WORK REQUIRED – Look for the string "this" in the listing. Copy each line that has it.
:: MATERIAL SUPPLIED ::
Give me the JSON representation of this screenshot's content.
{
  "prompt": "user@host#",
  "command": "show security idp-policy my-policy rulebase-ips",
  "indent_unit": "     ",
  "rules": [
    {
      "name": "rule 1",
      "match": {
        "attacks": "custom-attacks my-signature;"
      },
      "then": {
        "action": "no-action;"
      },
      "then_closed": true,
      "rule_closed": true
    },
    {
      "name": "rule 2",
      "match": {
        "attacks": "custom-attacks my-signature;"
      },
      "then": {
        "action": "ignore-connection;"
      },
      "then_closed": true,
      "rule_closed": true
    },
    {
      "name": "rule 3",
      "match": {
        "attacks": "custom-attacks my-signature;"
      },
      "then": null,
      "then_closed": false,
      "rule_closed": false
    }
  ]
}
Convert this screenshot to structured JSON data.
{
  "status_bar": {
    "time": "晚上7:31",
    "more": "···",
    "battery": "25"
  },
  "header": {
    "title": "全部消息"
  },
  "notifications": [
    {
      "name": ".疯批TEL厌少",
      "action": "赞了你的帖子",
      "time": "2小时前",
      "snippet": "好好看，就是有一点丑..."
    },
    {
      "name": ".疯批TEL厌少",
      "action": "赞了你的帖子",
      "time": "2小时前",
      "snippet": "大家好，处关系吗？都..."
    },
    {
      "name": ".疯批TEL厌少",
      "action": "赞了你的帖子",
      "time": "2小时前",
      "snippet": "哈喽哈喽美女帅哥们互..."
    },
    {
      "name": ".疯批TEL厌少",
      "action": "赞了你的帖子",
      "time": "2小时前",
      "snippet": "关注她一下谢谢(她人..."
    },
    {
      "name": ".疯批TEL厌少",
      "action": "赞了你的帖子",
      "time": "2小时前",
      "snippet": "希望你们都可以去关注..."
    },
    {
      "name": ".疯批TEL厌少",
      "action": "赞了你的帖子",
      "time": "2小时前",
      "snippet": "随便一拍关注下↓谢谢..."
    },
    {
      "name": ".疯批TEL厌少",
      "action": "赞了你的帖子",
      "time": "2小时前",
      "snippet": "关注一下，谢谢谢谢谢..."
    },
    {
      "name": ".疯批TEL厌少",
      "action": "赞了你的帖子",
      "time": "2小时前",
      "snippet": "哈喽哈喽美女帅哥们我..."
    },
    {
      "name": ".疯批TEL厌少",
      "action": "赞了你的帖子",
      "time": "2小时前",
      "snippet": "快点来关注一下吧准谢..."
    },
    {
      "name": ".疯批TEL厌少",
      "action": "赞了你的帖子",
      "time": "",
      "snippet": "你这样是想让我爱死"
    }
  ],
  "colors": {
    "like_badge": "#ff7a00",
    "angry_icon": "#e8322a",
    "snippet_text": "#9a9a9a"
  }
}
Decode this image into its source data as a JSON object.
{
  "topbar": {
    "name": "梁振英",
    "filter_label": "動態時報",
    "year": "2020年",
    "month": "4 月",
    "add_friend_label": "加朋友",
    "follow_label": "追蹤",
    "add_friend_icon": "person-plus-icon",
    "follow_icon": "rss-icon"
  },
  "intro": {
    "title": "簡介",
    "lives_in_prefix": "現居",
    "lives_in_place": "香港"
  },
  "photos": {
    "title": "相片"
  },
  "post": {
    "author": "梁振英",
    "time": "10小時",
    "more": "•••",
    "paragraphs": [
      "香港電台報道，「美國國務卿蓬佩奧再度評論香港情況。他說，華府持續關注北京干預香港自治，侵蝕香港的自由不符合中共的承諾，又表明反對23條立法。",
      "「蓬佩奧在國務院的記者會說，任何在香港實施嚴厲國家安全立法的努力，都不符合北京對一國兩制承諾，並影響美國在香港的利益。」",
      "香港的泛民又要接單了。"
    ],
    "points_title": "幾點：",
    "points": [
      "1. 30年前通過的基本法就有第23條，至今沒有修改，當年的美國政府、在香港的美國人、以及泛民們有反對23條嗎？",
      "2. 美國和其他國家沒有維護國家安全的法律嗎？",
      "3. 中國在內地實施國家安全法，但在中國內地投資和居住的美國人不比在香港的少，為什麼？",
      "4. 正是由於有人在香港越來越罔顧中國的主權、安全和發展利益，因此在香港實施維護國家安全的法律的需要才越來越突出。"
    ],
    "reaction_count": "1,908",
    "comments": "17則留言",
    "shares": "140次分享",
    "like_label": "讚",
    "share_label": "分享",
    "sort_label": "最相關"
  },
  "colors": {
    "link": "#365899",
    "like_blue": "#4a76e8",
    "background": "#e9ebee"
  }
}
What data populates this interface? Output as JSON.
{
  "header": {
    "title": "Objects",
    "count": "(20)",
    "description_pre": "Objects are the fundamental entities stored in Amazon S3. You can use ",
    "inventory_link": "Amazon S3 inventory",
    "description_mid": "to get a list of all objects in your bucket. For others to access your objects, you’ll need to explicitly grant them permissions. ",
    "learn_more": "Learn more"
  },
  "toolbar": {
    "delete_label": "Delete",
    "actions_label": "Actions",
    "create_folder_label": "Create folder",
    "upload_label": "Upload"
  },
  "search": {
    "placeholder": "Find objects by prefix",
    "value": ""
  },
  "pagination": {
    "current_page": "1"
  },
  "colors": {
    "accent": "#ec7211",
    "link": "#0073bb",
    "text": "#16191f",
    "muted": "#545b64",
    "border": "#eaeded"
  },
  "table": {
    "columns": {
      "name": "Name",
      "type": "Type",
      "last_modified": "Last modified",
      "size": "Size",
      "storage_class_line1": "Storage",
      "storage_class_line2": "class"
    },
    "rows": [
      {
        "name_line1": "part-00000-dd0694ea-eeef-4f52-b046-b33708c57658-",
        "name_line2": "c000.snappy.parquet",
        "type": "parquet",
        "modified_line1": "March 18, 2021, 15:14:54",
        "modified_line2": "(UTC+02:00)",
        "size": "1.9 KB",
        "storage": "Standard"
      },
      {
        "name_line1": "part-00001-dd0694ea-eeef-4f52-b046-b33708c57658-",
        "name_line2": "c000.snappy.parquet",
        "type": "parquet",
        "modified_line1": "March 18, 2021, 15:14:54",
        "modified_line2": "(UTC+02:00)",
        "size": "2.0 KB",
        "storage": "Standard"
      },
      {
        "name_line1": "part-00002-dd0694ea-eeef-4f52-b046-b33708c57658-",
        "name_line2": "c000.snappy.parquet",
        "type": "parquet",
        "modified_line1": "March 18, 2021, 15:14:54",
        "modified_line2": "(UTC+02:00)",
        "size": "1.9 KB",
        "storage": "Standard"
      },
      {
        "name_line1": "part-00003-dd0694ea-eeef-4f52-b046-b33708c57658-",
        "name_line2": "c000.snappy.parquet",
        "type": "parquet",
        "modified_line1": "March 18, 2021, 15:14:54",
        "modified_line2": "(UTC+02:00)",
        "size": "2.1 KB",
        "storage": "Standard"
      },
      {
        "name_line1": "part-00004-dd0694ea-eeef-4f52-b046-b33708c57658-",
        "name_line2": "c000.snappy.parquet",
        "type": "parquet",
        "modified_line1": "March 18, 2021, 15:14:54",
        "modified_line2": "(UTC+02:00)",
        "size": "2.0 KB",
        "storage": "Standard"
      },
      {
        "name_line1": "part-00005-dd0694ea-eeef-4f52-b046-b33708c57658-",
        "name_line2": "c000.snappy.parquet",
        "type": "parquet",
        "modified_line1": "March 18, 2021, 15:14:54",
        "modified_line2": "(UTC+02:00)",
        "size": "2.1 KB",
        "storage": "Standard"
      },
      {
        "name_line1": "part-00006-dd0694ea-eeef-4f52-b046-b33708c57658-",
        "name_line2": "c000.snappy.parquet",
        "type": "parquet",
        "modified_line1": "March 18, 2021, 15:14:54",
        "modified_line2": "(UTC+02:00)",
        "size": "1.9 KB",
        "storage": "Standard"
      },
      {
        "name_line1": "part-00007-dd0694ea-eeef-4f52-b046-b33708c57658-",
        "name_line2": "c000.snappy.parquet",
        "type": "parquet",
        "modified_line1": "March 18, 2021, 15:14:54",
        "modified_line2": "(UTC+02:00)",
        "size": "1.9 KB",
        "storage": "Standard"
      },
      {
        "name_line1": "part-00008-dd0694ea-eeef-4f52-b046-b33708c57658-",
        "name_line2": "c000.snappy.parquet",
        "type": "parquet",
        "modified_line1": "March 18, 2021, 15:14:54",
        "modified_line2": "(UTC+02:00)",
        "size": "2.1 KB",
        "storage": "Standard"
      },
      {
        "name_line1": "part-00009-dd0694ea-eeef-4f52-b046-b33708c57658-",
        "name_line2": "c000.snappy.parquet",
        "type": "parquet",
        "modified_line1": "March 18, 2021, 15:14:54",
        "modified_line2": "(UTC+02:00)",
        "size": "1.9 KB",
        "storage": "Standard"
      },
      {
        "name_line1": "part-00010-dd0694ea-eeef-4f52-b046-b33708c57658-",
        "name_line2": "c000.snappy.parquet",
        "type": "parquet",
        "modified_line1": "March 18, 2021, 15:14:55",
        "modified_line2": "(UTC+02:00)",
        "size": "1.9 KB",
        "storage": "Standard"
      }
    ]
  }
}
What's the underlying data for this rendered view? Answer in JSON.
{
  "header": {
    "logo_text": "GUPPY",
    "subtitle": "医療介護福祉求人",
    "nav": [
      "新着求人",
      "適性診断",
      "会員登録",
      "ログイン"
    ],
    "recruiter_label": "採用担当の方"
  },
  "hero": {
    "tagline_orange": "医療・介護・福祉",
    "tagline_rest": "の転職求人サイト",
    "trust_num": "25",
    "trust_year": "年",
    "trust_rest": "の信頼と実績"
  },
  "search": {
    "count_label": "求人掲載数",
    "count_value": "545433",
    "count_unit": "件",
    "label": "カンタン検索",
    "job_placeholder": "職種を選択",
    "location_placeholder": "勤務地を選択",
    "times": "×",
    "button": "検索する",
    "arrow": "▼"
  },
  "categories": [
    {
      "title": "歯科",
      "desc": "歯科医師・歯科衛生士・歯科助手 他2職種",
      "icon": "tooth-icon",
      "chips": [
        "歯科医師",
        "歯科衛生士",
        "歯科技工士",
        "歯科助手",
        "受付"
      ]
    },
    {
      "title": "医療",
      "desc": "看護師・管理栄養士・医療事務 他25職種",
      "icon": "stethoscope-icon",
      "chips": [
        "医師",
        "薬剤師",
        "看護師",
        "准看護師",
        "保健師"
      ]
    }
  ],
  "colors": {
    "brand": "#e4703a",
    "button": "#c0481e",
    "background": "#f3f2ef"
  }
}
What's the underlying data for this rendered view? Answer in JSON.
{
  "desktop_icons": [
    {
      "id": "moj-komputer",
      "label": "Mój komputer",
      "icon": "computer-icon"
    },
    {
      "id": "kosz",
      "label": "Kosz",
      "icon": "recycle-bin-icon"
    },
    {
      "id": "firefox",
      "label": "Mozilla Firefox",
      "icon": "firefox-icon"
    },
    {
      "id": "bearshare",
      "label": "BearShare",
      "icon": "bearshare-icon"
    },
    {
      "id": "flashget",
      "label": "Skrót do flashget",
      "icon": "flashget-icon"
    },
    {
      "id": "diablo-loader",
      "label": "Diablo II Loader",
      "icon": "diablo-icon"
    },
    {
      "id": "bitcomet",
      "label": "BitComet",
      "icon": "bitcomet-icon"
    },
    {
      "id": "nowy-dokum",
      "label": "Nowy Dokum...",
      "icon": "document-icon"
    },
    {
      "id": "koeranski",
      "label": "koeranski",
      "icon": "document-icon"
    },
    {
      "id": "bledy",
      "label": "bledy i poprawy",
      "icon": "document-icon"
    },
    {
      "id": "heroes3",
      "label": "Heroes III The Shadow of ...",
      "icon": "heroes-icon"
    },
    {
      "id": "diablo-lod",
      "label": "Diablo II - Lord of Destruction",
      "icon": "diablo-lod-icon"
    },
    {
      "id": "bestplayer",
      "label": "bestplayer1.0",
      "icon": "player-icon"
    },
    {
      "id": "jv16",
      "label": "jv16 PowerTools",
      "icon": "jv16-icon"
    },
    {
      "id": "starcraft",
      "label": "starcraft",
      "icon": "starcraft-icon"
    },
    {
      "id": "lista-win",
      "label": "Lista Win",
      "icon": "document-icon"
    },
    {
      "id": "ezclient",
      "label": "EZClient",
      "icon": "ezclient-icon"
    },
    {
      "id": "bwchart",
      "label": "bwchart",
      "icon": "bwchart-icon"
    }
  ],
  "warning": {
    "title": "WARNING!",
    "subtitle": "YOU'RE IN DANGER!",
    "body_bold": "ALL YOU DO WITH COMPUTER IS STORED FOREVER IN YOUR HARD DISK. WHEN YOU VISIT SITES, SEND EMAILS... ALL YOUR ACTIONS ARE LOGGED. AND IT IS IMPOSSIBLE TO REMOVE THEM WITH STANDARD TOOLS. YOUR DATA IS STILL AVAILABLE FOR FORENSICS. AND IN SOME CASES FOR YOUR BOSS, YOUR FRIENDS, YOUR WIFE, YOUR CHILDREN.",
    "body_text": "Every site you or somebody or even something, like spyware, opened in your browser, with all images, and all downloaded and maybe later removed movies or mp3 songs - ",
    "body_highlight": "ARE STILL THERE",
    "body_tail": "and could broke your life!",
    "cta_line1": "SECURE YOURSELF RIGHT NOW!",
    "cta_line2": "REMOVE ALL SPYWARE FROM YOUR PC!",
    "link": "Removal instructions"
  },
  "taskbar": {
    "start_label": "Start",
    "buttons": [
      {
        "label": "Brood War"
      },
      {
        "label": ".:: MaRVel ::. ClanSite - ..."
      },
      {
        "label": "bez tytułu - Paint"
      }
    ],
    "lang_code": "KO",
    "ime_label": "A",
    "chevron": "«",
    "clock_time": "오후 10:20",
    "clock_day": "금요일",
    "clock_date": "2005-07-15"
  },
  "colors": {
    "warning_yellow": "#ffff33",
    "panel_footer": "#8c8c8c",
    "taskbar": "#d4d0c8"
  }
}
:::
YOUR RESPONSE –
Give me the JSON representation of this screenshot's content.
Convert this screenshot to structured JSON data.
Decode this image into its source data as a JSON object.
What data populates this interface? Output as JSON.
What's the underlying data for this rendered view? Answer in JSON.
What's the underlying data for this rendered view? Answer in JSON.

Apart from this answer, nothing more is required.